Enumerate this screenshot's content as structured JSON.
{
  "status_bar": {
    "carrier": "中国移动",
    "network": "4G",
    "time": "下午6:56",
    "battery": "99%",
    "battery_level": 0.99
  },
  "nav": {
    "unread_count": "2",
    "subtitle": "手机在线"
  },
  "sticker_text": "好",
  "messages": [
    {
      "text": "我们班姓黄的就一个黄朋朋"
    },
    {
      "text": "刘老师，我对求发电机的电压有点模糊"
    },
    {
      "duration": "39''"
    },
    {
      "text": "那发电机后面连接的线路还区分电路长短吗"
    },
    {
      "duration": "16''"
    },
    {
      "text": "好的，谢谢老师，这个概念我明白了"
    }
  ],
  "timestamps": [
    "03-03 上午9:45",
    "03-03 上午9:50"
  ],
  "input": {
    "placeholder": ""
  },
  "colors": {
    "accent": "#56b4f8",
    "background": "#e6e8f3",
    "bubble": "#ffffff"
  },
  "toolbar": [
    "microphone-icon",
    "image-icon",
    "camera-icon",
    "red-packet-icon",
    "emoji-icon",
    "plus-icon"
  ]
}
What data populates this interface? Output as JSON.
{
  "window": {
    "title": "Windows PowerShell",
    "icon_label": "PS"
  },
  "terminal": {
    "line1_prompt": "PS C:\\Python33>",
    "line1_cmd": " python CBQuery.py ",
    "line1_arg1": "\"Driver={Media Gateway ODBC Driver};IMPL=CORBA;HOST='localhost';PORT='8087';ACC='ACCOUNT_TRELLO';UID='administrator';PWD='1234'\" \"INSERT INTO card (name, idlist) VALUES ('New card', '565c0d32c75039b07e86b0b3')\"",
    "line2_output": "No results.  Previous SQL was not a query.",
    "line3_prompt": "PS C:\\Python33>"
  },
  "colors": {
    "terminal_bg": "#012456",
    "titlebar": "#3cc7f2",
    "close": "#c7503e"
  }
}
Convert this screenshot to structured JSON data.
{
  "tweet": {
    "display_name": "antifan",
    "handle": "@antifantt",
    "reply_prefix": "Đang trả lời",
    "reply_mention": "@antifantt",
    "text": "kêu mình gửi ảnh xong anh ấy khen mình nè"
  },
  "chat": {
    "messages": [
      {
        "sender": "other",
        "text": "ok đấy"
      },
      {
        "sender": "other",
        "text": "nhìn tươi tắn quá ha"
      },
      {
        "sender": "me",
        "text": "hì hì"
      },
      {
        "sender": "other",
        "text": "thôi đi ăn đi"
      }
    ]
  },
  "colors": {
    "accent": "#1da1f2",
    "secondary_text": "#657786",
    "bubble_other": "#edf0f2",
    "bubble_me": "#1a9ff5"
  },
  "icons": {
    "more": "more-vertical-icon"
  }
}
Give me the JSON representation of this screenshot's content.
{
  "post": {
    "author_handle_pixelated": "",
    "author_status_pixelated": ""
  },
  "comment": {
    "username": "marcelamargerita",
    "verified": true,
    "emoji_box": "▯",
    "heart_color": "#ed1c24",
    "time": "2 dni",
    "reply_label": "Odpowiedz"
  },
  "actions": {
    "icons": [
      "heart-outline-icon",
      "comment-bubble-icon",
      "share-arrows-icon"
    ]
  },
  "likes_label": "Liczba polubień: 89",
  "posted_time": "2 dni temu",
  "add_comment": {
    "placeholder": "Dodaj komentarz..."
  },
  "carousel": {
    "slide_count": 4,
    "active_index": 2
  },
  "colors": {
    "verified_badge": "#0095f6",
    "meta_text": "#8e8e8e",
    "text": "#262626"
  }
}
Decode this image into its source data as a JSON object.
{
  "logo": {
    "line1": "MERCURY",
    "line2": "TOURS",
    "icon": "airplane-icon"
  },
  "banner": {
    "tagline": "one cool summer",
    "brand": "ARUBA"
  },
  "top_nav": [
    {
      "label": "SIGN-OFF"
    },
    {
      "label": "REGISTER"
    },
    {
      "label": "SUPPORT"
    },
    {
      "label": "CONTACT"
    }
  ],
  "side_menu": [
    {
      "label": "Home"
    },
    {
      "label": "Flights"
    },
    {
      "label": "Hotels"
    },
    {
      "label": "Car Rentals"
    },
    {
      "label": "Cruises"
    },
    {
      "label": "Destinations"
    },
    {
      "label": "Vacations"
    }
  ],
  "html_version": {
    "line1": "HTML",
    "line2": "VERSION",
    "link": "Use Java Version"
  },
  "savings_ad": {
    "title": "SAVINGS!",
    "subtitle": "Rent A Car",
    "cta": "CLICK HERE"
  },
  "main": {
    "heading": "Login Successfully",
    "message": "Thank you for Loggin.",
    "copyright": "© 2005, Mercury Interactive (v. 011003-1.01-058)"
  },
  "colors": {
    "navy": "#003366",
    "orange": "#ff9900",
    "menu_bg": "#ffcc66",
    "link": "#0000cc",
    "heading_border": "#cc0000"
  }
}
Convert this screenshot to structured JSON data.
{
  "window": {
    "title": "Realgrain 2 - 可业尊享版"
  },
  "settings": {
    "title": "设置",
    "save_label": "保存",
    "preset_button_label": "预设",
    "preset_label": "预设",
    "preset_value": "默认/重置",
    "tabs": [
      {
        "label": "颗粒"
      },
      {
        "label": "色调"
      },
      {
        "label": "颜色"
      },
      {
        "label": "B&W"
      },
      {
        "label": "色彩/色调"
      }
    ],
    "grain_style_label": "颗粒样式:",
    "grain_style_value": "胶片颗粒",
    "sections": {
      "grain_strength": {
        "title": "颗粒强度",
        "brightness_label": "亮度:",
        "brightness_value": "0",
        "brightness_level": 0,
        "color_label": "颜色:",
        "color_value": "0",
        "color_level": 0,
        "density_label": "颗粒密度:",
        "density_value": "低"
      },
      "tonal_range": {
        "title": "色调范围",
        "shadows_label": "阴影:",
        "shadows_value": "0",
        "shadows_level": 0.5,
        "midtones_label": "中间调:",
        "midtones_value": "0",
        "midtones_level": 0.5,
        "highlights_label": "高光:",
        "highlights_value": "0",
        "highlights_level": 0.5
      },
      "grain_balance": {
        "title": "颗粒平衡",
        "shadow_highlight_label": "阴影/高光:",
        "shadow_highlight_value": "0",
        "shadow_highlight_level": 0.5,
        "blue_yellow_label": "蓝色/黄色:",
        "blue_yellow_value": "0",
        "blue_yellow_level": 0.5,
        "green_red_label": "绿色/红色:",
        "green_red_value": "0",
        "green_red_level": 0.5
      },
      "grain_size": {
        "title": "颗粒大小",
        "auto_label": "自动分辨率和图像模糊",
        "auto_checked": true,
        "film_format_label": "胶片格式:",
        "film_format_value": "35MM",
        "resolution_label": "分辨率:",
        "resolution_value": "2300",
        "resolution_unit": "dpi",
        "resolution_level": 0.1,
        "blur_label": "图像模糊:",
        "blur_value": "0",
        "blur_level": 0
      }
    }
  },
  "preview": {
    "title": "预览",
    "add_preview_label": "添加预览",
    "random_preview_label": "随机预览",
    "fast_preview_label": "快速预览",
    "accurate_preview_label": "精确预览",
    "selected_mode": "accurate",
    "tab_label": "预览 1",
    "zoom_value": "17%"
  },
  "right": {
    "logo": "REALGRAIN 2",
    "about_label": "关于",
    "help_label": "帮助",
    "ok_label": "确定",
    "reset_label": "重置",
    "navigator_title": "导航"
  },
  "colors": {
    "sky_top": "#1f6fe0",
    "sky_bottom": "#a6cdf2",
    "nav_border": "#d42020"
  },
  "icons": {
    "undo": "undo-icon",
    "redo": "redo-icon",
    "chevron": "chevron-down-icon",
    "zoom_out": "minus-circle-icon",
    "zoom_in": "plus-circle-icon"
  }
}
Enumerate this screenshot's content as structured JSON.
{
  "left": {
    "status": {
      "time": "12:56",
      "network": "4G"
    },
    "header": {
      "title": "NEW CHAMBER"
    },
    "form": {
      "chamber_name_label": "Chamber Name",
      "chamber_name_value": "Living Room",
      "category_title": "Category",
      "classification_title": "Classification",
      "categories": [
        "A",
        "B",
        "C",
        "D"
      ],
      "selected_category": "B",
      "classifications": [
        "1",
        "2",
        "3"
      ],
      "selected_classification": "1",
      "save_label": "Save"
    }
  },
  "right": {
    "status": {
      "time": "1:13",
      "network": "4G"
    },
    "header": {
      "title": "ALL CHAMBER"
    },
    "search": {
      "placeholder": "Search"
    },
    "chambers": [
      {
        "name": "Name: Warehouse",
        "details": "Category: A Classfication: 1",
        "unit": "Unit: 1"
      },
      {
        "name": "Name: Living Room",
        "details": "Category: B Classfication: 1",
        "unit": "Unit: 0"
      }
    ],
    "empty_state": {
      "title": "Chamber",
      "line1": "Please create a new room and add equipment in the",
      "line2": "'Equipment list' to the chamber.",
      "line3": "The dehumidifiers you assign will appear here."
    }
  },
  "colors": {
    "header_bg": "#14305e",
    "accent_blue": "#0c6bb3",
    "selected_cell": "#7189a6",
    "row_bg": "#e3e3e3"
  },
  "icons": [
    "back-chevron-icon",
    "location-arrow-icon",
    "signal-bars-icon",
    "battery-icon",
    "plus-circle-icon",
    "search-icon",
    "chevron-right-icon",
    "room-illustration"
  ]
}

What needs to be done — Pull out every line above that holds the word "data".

Expected answer —
What data populates this interface? Output as JSON.
Convert this screenshot to structured JSON data.
Decode this image into its source data as a JSON object.
Convert this screenshot to structured JSON data.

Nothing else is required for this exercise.